JAN ANDREWS: I will be telling traditional folktales, some from my books, some not. I’ll be talking about the learning of stories, their importance and the work of being a storyteller. I’ll give hints as to how my listeners can tell stories themselves. I’ll also answer questions – lots and lots and lots.
AUBREY DAVIS: I tell stories from my own books together with traditional tales, jokes, riddles and language play from different times and places. I love tales that entertain and stretch your mind and make you think..tales with many layers...
BERNICE GEI-YING HUNE: May is Asian Heritage month in Canada. With a map of the world as well as items of bamboo, silk, iron and mulberry paper on view, I'll tell tales about the intriguing objects on hand, actively engaging the audience. I develop each presentation based on the age level and interests of the school community.
I frame the ‘formal’ tales by telling about my family’s spirited pioneer background. With older children, I recall the whispers of adults who protected me from harsher times; with younger children, I put on my lucky red shoes for mischief and adventure. I like to wrap-up with questions, letting the students have a closer look at the silk cocoons, iron spike and other items. I also bring hand-outs for teachers.
SHOSHANA LITMAN: My repertoire features participatory stories of all kind, including the ever popular Robert Munsch who has said he "....would be honored to have (me)tell (his) stories," as well as fun, action tales by retired Seattle librarian, Margaret Read MacDonald, leading American storyteller, Peninnah Schramm and other authors and song writers.

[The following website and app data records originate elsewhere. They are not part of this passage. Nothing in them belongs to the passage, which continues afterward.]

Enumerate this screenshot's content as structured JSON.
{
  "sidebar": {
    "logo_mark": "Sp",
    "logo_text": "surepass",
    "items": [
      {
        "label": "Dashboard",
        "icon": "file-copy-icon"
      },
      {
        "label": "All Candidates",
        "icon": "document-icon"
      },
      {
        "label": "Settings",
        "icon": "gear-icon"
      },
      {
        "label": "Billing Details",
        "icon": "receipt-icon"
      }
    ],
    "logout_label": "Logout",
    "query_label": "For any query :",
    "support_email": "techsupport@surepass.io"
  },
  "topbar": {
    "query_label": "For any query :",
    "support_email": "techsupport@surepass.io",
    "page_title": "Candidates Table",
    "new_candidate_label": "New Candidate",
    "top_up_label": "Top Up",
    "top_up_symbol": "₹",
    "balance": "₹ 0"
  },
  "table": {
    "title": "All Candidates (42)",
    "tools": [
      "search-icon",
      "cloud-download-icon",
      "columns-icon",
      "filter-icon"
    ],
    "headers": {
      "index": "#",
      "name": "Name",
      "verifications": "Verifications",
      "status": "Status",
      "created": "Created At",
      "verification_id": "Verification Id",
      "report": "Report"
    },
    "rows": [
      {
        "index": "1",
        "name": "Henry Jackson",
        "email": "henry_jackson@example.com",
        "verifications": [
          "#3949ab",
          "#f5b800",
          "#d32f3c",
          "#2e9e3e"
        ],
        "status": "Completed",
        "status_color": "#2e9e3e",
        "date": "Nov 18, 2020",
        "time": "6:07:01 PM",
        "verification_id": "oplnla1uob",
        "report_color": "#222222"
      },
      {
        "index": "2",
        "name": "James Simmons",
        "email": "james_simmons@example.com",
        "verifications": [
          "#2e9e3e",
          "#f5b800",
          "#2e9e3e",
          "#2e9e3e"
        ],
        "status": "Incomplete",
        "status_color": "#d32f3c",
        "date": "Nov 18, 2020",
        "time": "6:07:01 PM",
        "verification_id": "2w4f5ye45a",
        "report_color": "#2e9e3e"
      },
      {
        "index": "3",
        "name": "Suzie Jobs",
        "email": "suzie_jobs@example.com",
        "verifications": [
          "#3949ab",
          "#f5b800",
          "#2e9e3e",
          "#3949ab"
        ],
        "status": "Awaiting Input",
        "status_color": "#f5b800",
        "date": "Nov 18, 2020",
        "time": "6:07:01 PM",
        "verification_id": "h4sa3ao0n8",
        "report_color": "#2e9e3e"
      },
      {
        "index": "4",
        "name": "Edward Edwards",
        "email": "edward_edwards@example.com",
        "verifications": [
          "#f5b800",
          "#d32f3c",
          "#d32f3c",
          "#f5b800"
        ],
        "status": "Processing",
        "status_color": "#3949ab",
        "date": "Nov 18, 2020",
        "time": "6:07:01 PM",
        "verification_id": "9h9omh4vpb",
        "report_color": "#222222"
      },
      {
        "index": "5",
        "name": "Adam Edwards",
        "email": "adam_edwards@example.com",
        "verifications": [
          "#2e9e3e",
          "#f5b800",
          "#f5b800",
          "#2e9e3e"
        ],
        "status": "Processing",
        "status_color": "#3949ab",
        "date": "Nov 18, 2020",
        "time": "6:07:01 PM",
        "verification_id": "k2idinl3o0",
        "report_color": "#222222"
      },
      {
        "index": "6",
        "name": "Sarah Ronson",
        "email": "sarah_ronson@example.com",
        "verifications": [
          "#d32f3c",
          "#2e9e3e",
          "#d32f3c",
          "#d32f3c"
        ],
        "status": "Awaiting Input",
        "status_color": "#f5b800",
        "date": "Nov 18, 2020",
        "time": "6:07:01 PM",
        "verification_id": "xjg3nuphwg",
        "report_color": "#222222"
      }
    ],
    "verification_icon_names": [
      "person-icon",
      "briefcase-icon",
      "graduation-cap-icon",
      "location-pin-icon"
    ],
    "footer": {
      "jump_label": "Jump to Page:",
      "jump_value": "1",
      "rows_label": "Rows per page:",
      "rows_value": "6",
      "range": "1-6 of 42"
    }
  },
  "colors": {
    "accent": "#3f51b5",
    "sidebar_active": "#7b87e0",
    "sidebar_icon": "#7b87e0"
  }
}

I also have stories and songs that are my own unique adaptations of traditional tales and original melodies. Because I have a degree in Environmental Science, several of my stories have ecological themes expressed in fun, engaging ways. Please visit my website for more details.